"We would like to remind our colleague Nikki Haley," the statement concludes, "that those who interfered in the US elections, and in the most overt and unceremonious way, should be sought amid officially-declared allies and friends. They campaigned for the Democratic candidate and voiced worries over the Republican candidate's possible coming to power. The facts are there. It suffices to look at last year’s newspapers or go on the Internet."
‘Beating war drums is best way to attract attention’
Haley’s rhetoric is driven by her ambition and is merely an attempt to draw attention to her persona as a potential replacement for Rex Tillerson, Brian Becker, Director at Anti-War Answer Coalition, told RT.
“She is trying to draw attention to herself, and what is the better way to draw attention to yourself than to beat the drums of war,” he said, noting that while Hailey is clearly exaggerating the tone of her remark fits perfectly in the war-mongering line of the current US administration.
“You have the United States’ government vomiting up war rhetoric constantly, including by the chief US diplomat Nikki Hailey. It’s a disgrace,” Becker said.
While Haley didn't come with any new-found proof to back her claims, Washington's own interference in other countries’ affairs is “well-documented,” and has long become a “playbook for the US,” Becker argued.
“The United States wins the Oscar every year for meddling in other peoples’ elections, no other government has a track record like this,” he said.
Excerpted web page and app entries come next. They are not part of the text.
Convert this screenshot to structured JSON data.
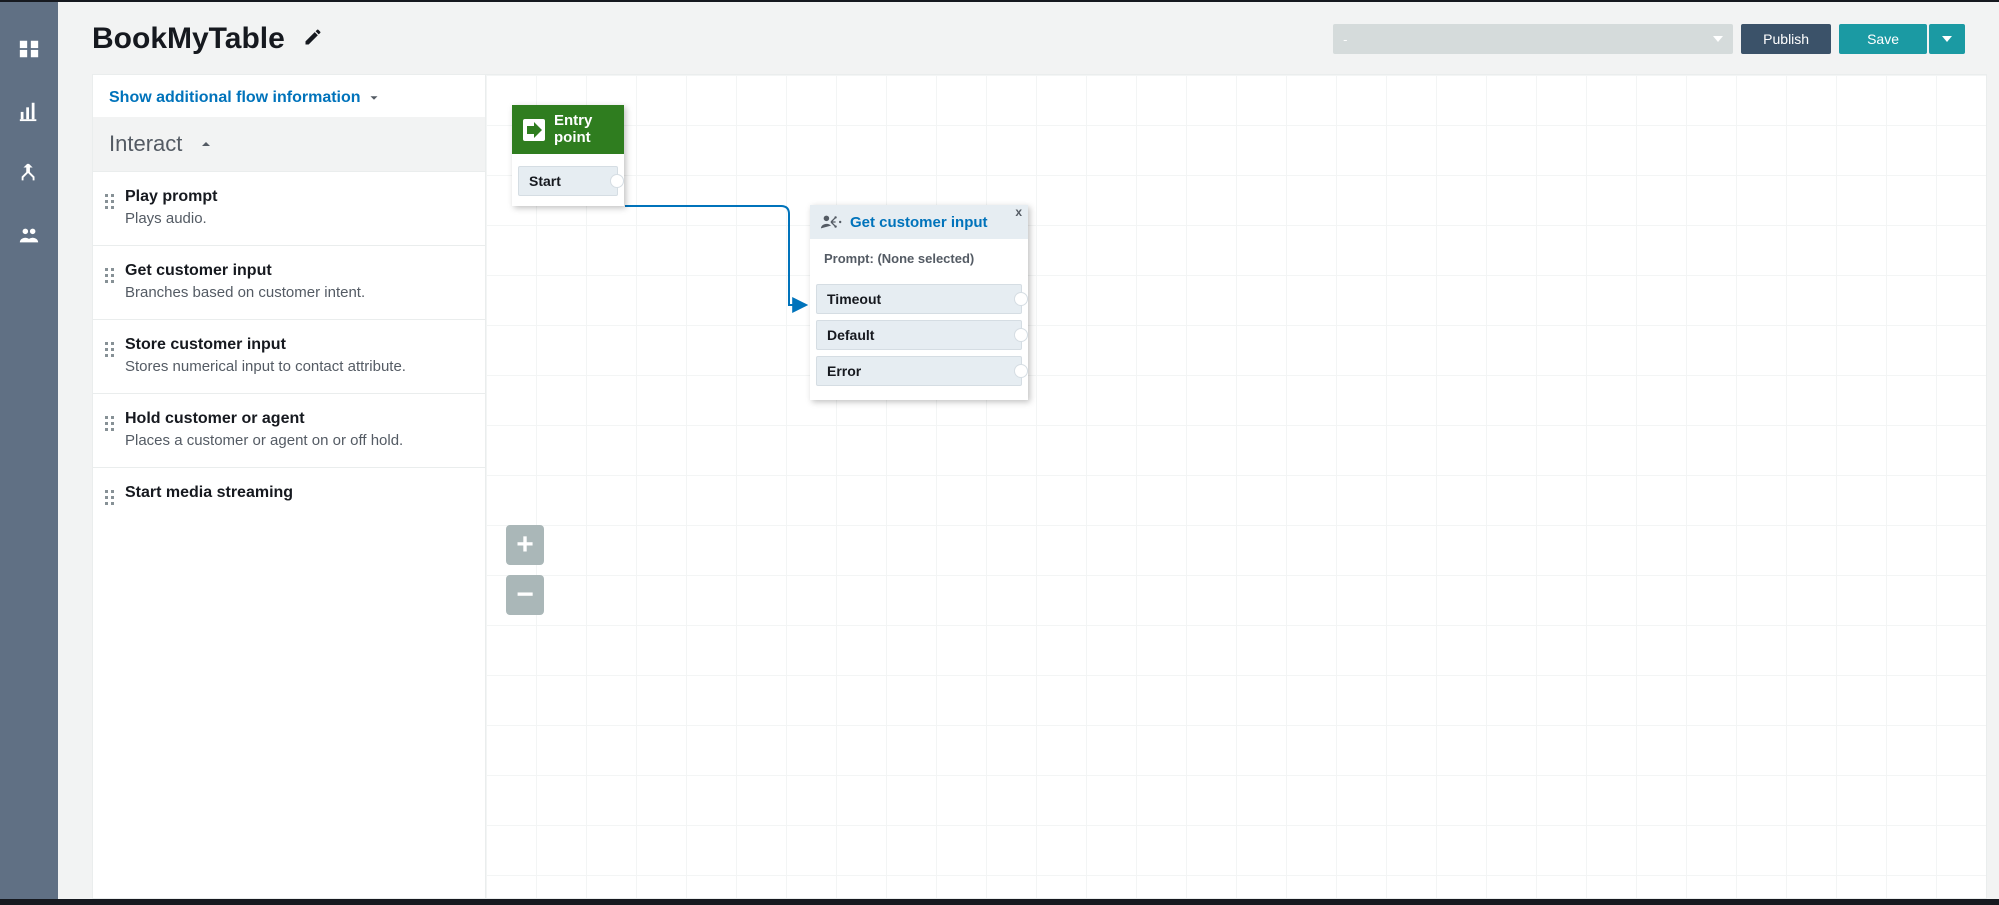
{
  "header": {
    "title": "BookMyTable",
    "select_placeholder": "-",
    "publish_label": "Publish",
    "save_label": "Save"
  },
  "sidebar": {
    "show_info_label": "Show additional flow information",
    "category_label": "Interact",
    "blocks": [
      {
        "title": "Play prompt",
        "desc": "Plays audio."
      },
      {
        "title": "Get customer input",
        "desc": "Branches based on customer intent."
      },
      {
        "title": "Store customer input",
        "desc": "Stores numerical input to contact attribute."
      },
      {
        "title": "Hold customer or agent",
        "desc": "Places a customer or agent on or off hold."
      },
      {
        "title": "Start media streaming",
        "desc": ""
      }
    ]
  },
  "canvas": {
    "entry": {
      "title1": "Entry",
      "title2": "point",
      "port": "Start"
    },
    "gci": {
      "title": "Get customer input",
      "prompt": "Prompt: (None selected)",
      "ports": [
        "Timeout",
        "Default",
        "Error"
      ]
    }
  }
}
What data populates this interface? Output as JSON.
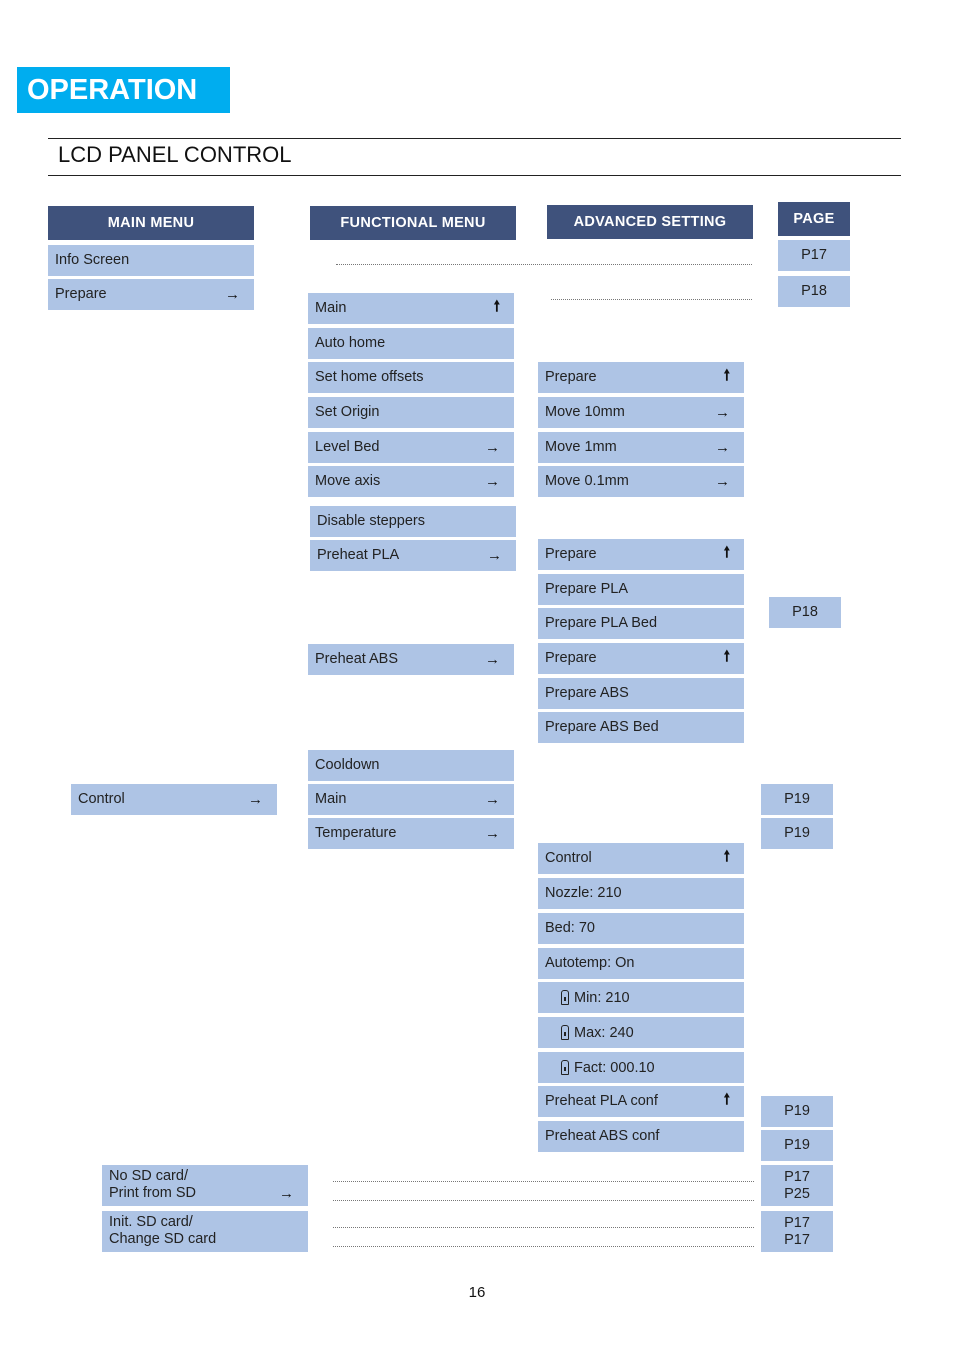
{
  "banner": "OPERATION",
  "section_title": "LCD PANEL CONTROL",
  "headers": {
    "main_menu": "MAIN MENU",
    "functional_menu": "FUNCTIONAL MENU",
    "advanced_setting": "ADVANCED SETTING",
    "page": "PAGE"
  },
  "main_menu": {
    "info_screen": "Info Screen",
    "prepare": "Prepare",
    "control": "Control",
    "print_from_sd": "No SD card/\nPrint from SD",
    "change_sd": "Init. SD card/\nChange SD card"
  },
  "functional_menu": {
    "main": "Main",
    "auto_home": "Auto home",
    "set_home_offsets": "Set home offsets",
    "set_origin": "Set Origin",
    "level_bed": "Level Bed",
    "move_axis": "Move axis",
    "disable_steppers": "Disable steppers",
    "preheat_pla": "Preheat PLA",
    "preheat_abs": "Preheat ABS",
    "cooldown": "Cooldown",
    "control_main": "Main",
    "temperature": "Temperature"
  },
  "advanced_setting": {
    "move_prepare": "Prepare",
    "move_10mm": "Move 10mm",
    "move_1mm": "Move 1mm",
    "move_01mm": "Move 0.1mm",
    "pla_prepare": "Prepare",
    "prepare_pla": "Prepare PLA",
    "prepare_pla_bed": "Prepare PLA Bed",
    "abs_prepare": "Prepare",
    "prepare_abs": "Prepare ABS",
    "prepare_abs_bed": "Prepare ABS Bed",
    "temp_control": "Control",
    "nozzle": "Nozzle: 210",
    "bed": "Bed: 70",
    "autotemp": "Autotemp: On",
    "min": "Min: 210",
    "max": "Max: 240",
    "fact": "Fact: 000.10",
    "preheat_pla_conf": "Preheat PLA conf",
    "preheat_abs_conf": "Preheat ABS conf"
  },
  "pages": {
    "info_screen": "P17",
    "prepare": "P18",
    "preheat": "P18",
    "control_main": "P19",
    "temperature": "P19",
    "preheat_pla_conf": "P19",
    "preheat_abs_conf": "P19",
    "print_from_sd": "P17\nP25",
    "change_sd": "P17\nP17"
  },
  "icons": {
    "arrow_right": "→",
    "arrow_up": "🠕"
  },
  "page_number": "16",
  "colors": {
    "banner": "#00adef",
    "header": "#3f527c",
    "item": "#aec4e5"
  }
}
Becker went on to that the US casually “overthrows the governments when people elect people that the United States doesn’t like,” referring to the coup orchestrated by CIA in Iran in 1953 and in Guatemala in 1954 as some of the examples.
Haley is “one of the strongest voices within this administration against what Donald Trump said he wanted to do: to improve relations with Moscow to push for very militant, war-like policy on North Korea and Iran,” former US diplomat Jim Jatras told RT.
He added that Haley is providing “the kind of advice that, if Mr. Trump follows it, would lead his administration to be as much of a failure as George W. Bush's one.“
The strong language used by Haley might be an attempt by her to save face with the US political establishment, but it also reveals her lack of belief in the administration of which she is part, said Jennifer Breedon, an anti-terrorist expert and legal analyst.
Haley’s comment is “very problematic” since it sharply contradicts the US president’s stance on the alleged Russian interference, a topic typically not on the agenda of a UN ambassador.
“She is a part of his administration as the UN ambassador, and what she really did what just sidestep and try to go into these talking points, casting blame and casting doubt on our electoral process unlike her boss, President Trump has been trying to do,” Breedon said, adding that this sows discord in the Trump administration.
In any case, Haley can be certain the US media will have her back, Breedon said.
“The US media is generally always going to be behind that, they have been obsessed with it, namely CNN and MSNBC, so they are not going to hold her accountable, they are going to agree with her.”